__What is being asked__: The records below must be written out exactly, with every picture left behind.

__Records for the exercise__:

· · · · · · ·

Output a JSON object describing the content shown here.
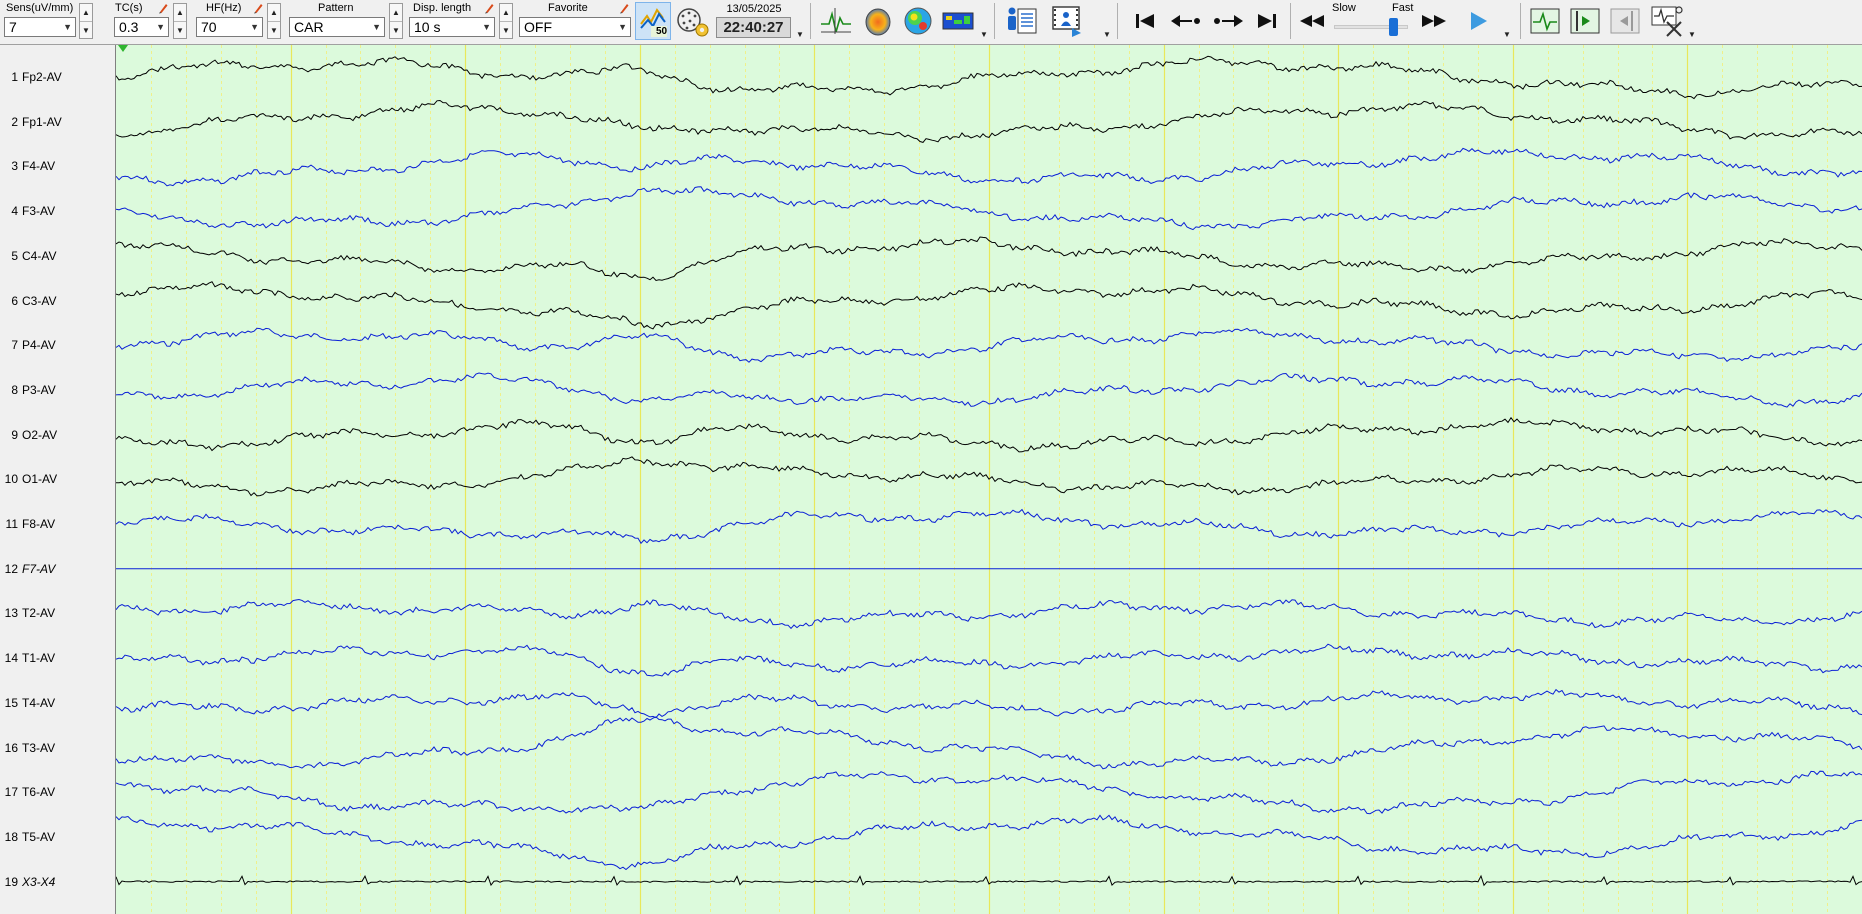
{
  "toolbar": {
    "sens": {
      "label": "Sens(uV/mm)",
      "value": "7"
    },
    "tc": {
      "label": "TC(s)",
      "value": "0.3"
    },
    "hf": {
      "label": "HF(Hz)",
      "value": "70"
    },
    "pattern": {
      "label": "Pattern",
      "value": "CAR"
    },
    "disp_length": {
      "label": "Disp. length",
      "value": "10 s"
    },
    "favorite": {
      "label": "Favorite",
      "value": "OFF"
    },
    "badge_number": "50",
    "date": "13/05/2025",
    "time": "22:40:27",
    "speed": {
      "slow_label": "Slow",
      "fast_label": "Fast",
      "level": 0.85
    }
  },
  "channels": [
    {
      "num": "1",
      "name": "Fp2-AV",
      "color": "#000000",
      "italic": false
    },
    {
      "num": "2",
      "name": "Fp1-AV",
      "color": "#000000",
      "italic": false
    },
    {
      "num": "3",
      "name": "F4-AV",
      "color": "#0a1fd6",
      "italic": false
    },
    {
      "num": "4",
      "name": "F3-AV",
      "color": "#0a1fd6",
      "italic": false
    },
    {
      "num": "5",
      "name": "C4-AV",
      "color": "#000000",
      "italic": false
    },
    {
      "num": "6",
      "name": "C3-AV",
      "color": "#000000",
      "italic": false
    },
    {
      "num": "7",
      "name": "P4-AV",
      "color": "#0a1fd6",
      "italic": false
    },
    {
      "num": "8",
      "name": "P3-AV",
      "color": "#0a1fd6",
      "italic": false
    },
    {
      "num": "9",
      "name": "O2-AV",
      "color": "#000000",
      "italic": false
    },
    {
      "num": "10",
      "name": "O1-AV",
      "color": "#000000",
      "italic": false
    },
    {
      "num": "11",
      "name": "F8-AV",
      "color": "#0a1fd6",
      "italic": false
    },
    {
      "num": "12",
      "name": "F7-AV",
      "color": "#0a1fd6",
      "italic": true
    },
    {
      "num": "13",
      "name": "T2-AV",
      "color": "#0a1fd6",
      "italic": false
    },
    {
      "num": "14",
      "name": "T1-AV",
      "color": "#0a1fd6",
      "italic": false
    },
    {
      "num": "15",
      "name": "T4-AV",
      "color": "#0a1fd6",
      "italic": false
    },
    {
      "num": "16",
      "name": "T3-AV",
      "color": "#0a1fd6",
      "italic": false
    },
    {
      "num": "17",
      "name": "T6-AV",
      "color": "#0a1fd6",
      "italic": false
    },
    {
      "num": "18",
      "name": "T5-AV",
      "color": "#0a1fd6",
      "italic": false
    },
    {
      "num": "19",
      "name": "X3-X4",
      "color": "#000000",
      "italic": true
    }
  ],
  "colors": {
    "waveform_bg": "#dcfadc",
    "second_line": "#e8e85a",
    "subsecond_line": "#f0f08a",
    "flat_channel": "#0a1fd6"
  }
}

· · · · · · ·

__Your solution__:
Output a JSON object describing the content shown here.
{
  "toolbar": {
    "sens": {
      "label": "Sens(uV/mm)",
      "value": "7"
    },
    "tc": {
      "label": "TC(s)",
      "value": "0.3"
    },
    "hf": {
      "label": "HF(Hz)",
      "value": "70"
    },
    "pattern": {
      "label": "Pattern",
      "value": "CAR"
    },
    "disp_length": {
      "label": "Disp. length",
      "value": "10 s"
    },
    "favorite": {
      "label": "Favorite",
      "value": "OFF"
    },
    "badge_number": "50",
    "date": "13/05/2025",
    "time": "22:40:27",
    "speed": {
      "slow_label": "Slow",
      "fast_label": "Fast",
      "level": 0.85
    }
  },
  "channels": [
    {
      "num": "1",
      "name": "Fp2-AV",
      "color": "#000000",
      "italic": false
    },
    {
      "num": "2",
      "name": "Fp1-AV",
      "color": "#000000",
      "italic": false
    },
    {
      "num": "3",
      "name": "F4-AV",
      "color": "#0a1fd6",
      "italic": false
    },
    {
      "num": "4",
      "name": "F3-AV",
      "color": "#0a1fd6",
      "italic": false
    },
    {
      "num": "5",
      "name": "C4-AV",
      "color": "#000000",
      "italic": false
    },
    {
      "num": "6",
      "name": "C3-AV",
      "color": "#000000",
      "italic": false
    },
    {
      "num": "7",
      "name": "P4-AV",
      "color": "#0a1fd6",
      "italic": false
    },
    {
      "num": "8",
      "name": "P3-AV",
      "color": "#0a1fd6",
      "italic": false
    },
    {
      "num": "9",
      "name": "O2-AV",
      "color": "#000000",
      "italic": false
    },
    {
      "num": "10",
      "name": "O1-AV",
      "color": "#000000",
      "italic": false
    },
    {
      "num": "11",
      "name": "F8-AV",
      "color": "#0a1fd6",
      "italic": false
    },
    {
      "num": "12",
      "name": "F7-AV",
      "color": "#0a1fd6",
      "italic": true
    },
    {
      "num": "13",
      "name": "T2-AV",
      "color": "#0a1fd6",
      "italic": false
    },
    {
      "num": "14",
      "name": "T1-AV",
      "color": "#0a1fd6",
      "italic": false
    },
    {
      "num": "15",
      "name": "T4-AV",
      "color": "#0a1fd6",
      "italic": false
    },
    {
      "num": "16",
      "name": "T3-AV",
      "color": "#0a1fd6",
      "italic": false
    },
    {
      "num": "17",
      "name": "T6-AV",
      "color": "#0a1fd6",
      "italic": false
    },
    {
      "num": "18",
      "name": "T5-AV",
      "color": "#0a1fd6",
      "italic": false
    },
    {
      "num": "19",
      "name": "X3-X4",
      "color": "#000000",
      "italic": true
    }
  ],
  "colors": {
    "waveform_bg": "#dcfadc",
    "second_line": "#e8e85a",
    "subsecond_line": "#f0f08a",
    "flat_channel": "#0a1fd6"
  }
}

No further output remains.